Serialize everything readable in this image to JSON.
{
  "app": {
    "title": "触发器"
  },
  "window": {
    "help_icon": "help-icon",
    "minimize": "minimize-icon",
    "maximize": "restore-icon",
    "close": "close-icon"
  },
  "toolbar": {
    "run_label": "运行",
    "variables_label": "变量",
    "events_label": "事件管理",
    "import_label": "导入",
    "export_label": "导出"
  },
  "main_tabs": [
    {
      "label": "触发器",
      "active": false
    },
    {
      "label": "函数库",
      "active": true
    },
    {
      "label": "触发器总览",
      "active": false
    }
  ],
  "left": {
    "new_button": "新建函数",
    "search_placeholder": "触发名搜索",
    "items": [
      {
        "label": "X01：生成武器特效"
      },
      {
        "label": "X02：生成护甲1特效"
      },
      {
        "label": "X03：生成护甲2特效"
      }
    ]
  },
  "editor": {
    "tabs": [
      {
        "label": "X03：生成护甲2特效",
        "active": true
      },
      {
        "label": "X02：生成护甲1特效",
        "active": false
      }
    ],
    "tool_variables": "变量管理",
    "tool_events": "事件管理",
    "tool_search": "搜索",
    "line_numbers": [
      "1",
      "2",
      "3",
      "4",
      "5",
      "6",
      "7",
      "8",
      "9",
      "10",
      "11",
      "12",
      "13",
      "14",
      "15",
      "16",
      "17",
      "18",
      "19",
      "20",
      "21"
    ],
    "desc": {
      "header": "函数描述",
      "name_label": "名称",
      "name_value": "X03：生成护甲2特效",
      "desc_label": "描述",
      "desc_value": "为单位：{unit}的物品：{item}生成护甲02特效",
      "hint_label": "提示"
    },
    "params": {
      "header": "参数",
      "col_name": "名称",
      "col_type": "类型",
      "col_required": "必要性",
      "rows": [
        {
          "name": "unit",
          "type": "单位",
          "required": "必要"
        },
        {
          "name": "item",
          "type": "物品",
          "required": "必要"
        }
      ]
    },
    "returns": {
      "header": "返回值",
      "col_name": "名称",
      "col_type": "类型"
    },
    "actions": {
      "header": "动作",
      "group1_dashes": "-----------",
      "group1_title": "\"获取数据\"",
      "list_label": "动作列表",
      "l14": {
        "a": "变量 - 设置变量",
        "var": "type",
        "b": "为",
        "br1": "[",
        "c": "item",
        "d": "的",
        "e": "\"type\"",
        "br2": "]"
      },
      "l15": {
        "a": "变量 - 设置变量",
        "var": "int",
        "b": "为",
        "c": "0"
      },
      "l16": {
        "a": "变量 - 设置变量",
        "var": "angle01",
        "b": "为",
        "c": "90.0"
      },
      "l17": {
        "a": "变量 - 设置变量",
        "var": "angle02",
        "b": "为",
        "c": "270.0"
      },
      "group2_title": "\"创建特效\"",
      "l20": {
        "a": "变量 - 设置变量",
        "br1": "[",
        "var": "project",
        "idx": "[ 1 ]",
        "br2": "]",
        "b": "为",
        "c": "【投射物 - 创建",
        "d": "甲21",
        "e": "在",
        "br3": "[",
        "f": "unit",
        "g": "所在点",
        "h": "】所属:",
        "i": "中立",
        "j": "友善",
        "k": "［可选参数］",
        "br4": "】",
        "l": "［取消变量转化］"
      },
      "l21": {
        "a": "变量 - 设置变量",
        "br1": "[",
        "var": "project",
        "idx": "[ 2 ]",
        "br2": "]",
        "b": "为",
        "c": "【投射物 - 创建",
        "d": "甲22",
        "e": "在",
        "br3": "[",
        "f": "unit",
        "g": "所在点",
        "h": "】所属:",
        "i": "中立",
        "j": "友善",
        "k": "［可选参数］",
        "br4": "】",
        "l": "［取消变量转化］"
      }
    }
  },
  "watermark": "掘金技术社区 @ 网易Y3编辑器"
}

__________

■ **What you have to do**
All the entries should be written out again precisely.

■ **Solution**
Serialize everything readable in this image to JSON.
{
  "app": {
    "title": "触发器"
  },
  "window": {
    "help_icon": "help-icon",
    "minimize": "minimize-icon",
    "maximize": "restore-icon",
    "close": "close-icon"
  },
  "toolbar": {
    "run_label": "运行",
    "variables_label": "变量",
    "events_label": "事件管理",
    "import_label": "导入",
    "export_label": "导出"
  },
  "main_tabs": [
    {
      "label": "触发器",
      "active": false
    },
    {
      "label": "函数库",
      "active": true
    },
    {
      "label": "触发器总览",
      "active": false
    }
  ],
  "left": {
    "new_button": "新建函数",
    "search_placeholder": "触发名搜索",
    "items": [
      {
        "label": "X01：生成武器特效"
      },
      {
        "label": "X02：生成护甲1特效"
      },
      {
        "label": "X03：生成护甲2特效"
      }
    ]
  },
  "editor": {
    "tabs": [
      {
        "label": "X03：生成护甲2特效",
        "active": true
      },
      {
        "label": "X02：生成护甲1特效",
        "active": false
      }
    ],
    "tool_variables": "变量管理",
    "tool_events": "事件管理",
    "tool_search": "搜索",
    "line_numbers": [
      "1",
      "2",
      "3",
      "4",
      "5",
      "6",
      "7",
      "8",
      "9",
      "10",
      "11",
      "12",
      "13",
      "14",
      "15",
      "16",
      "17",
      "18",
      "19",
      "20",
      "21"
    ],
    "desc": {
      "header": "函数描述",
      "name_label": "名称",
      "name_value": "X03：生成护甲2特效",
      "desc_label": "描述",
      "desc_value": "为单位：{unit}的物品：{item}生成护甲02特效",
      "hint_label": "提示"
    },
    "params": {
      "header": "参数",
      "col_name": "名称",
      "col_type": "类型",
      "col_required": "必要性",
      "rows": [
        {
          "name": "unit",
          "type": "单位",
          "required": "必要"
        },
        {
          "name": "item",
          "type": "物品",
          "required": "必要"
        }
      ]
    },
    "returns": {
      "header": "返回值",
      "col_name": "名称",
      "col_type": "类型"
    },
    "actions": {
      "header": "动作",
      "group1_dashes": "-----------",
      "group1_title": "\"获取数据\"",
      "list_label": "动作列表",
      "l14": {
        "a": "变量 - 设置变量",
        "var": "type",
        "b": "为",
        "br1": "[",
        "c": "item",
        "d": "的",
        "e": "\"type\"",
        "br2": "]"
      },
      "l15": {
        "a": "变量 - 设置变量",
        "var": "int",
        "b": "为",
        "c": "0"
      },
      "l16": {
        "a": "变量 - 设置变量",
        "var": "angle01",
        "b": "为",
        "c": "90.0"
      },
      "l17": {
        "a": "变量 - 设置变量",
        "var": "angle02",
        "b": "为",
        "c": "270.0"
      },
      "group2_title": "\"创建特效\"",
      "l20": {
        "a": "变量 - 设置变量",
        "br1": "[",
        "var": "project",
        "idx": "[ 1 ]",
        "br2": "]",
        "b": "为",
        "c": "【投射物 - 创建",
        "d": "甲21",
        "e": "在",
        "br3": "[",
        "f": "unit",
        "g": "所在点",
        "h": "】所属:",
        "i": "中立",
        "j": "友善",
        "k": "［可选参数］",
        "br4": "】",
        "l": "［取消变量转化］"
      },
      "l21": {
        "a": "变量 - 设置变量",
        "br1": "[",
        "var": "project",
        "idx": "[ 2 ]",
        "br2": "]",
        "b": "为",
        "c": "【投射物 - 创建",
        "d": "甲22",
        "e": "在",
        "br3": "[",
        "f": "unit",
        "g": "所在点",
        "h": "】所属:",
        "i": "中立",
        "j": "友善",
        "k": "［可选参数］",
        "br4": "】",
        "l": "［取消变量转化］"
      }
    }
  },
  "watermark": "掘金技术社区 @ 网易Y3编辑器"
}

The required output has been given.